WORK TASK: Filter the entries that follow, copying every line in which the word "JSON" appears.

Items from a data source:

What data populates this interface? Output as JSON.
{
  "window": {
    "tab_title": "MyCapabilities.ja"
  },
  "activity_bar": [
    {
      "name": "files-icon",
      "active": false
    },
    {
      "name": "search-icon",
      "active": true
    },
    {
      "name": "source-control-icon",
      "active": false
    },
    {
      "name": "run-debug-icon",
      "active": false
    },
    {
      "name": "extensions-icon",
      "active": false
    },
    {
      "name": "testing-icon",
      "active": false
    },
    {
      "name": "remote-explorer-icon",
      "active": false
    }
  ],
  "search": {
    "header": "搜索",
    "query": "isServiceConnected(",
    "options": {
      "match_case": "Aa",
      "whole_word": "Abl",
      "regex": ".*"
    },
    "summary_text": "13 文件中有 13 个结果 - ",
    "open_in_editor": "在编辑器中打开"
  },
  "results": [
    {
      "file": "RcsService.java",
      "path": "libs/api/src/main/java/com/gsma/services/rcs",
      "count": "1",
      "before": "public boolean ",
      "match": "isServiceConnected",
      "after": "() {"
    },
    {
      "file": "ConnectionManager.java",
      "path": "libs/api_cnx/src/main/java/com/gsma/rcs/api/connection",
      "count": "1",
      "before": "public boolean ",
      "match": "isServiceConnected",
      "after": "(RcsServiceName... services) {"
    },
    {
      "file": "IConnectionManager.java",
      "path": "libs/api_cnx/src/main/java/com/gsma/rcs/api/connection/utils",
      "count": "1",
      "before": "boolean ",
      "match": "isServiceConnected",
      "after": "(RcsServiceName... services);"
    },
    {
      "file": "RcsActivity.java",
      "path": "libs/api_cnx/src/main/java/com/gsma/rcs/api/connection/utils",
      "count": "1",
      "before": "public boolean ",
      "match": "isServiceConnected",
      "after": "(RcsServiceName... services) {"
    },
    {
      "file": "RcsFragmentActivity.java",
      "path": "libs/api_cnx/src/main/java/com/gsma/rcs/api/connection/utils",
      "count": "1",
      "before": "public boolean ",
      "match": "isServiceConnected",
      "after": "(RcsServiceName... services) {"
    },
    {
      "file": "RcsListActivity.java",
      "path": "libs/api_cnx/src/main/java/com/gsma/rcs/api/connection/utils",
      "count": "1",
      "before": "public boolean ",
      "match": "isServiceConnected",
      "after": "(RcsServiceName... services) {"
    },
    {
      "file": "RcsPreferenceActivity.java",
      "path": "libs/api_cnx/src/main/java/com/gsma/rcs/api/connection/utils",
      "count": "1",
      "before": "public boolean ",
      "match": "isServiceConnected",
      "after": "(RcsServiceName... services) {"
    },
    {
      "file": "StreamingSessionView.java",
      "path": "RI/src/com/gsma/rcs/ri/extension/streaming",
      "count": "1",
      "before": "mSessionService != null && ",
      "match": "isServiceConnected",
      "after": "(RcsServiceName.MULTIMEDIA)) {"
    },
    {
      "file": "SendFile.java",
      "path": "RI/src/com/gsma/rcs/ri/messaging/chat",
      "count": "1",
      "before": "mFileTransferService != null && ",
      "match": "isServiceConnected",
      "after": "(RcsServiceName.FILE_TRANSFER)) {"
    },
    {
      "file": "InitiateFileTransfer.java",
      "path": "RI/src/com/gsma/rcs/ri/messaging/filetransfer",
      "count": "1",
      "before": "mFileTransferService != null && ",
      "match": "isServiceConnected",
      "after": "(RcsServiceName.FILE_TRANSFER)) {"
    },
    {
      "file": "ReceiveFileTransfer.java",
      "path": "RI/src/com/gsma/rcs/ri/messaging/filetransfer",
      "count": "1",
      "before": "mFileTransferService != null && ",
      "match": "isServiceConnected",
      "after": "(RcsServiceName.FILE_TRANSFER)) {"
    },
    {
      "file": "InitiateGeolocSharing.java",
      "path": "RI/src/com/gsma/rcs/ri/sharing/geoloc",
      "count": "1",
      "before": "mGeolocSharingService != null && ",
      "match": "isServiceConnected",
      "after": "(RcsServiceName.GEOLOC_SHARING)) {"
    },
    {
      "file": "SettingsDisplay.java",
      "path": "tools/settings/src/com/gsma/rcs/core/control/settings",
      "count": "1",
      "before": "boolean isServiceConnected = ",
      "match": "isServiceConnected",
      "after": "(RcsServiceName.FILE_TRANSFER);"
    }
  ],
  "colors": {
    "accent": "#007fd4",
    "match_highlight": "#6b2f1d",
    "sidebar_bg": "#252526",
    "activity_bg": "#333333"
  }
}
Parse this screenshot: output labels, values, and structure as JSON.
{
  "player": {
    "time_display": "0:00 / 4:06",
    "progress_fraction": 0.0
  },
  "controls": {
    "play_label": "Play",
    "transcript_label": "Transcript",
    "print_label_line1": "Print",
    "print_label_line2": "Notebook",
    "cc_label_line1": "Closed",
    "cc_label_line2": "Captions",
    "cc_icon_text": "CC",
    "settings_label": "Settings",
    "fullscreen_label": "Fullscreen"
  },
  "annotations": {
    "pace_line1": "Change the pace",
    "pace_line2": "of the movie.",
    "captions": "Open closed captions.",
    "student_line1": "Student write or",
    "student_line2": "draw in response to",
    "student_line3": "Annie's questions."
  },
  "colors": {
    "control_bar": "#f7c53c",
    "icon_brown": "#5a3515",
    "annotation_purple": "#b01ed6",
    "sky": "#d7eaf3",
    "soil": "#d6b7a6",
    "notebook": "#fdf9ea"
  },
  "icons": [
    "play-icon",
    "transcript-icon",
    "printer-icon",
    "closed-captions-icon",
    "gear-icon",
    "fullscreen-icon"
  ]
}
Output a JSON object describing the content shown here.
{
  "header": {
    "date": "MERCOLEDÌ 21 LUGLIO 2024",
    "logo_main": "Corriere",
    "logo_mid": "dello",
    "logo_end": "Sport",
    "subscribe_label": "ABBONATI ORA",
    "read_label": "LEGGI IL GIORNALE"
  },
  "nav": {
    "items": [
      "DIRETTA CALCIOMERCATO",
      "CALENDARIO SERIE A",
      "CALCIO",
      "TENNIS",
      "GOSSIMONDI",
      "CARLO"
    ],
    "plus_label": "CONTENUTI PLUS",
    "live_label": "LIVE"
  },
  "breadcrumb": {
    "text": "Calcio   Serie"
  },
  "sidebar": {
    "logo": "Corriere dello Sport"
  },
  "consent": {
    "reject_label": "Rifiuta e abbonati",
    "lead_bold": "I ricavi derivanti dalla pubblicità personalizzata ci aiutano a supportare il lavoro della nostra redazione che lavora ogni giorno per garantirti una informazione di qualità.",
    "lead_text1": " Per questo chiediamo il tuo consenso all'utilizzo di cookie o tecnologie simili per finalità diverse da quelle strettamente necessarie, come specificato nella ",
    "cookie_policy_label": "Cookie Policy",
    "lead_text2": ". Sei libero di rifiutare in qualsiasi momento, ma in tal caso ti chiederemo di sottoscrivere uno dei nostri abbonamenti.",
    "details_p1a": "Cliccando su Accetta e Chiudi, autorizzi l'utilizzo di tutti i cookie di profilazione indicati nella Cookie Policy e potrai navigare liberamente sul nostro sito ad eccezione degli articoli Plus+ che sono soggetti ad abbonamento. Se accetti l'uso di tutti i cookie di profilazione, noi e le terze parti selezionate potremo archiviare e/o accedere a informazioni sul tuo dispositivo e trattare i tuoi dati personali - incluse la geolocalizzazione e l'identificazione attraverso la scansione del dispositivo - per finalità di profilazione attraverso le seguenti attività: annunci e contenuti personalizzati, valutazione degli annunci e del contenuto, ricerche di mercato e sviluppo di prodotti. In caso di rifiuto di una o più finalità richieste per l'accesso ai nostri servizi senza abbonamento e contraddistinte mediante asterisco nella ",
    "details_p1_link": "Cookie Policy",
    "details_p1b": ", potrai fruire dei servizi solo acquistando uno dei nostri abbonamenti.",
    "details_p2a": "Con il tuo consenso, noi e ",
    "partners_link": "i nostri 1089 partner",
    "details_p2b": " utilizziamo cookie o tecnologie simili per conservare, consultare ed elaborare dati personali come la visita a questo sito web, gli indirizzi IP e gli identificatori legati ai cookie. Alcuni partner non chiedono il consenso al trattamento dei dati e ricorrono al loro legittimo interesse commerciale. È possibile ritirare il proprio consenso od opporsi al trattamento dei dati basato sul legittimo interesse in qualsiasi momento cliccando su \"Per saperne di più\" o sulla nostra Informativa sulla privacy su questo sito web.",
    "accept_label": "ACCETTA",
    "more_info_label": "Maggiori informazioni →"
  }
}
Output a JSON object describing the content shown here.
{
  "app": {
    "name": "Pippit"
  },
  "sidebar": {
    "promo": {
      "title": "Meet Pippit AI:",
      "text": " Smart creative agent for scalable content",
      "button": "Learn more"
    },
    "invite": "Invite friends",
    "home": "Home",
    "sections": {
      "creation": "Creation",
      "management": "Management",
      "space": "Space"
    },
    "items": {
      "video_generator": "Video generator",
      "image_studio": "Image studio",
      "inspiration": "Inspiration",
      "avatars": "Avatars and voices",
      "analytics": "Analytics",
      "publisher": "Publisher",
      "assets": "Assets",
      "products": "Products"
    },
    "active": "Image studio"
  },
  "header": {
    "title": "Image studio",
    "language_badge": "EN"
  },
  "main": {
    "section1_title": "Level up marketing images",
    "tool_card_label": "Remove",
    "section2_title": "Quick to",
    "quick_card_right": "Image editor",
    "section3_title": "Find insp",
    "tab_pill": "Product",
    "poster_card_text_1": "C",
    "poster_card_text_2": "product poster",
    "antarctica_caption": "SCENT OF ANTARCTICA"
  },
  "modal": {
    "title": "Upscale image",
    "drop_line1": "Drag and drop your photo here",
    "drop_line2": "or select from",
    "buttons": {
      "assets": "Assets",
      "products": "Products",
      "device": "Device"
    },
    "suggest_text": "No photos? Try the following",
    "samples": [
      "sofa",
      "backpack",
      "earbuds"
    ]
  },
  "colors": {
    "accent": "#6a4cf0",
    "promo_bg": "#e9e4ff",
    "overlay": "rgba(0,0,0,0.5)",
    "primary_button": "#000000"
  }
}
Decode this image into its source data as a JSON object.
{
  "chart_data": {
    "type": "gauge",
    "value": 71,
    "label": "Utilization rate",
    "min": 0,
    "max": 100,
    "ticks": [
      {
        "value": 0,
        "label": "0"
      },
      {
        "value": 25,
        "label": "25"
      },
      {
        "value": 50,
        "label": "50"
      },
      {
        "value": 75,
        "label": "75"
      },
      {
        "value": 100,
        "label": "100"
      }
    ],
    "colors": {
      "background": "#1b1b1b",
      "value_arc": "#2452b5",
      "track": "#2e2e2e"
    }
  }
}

EXPECTED OUTPUT:
What data populates this interface? Output as JSON.
Parse this screenshot: output labels, values, and structure as JSON.
Output a JSON object describing the content shown here.
Output a JSON object describing the content shown here.
Decode this image into its source data as a JSON object.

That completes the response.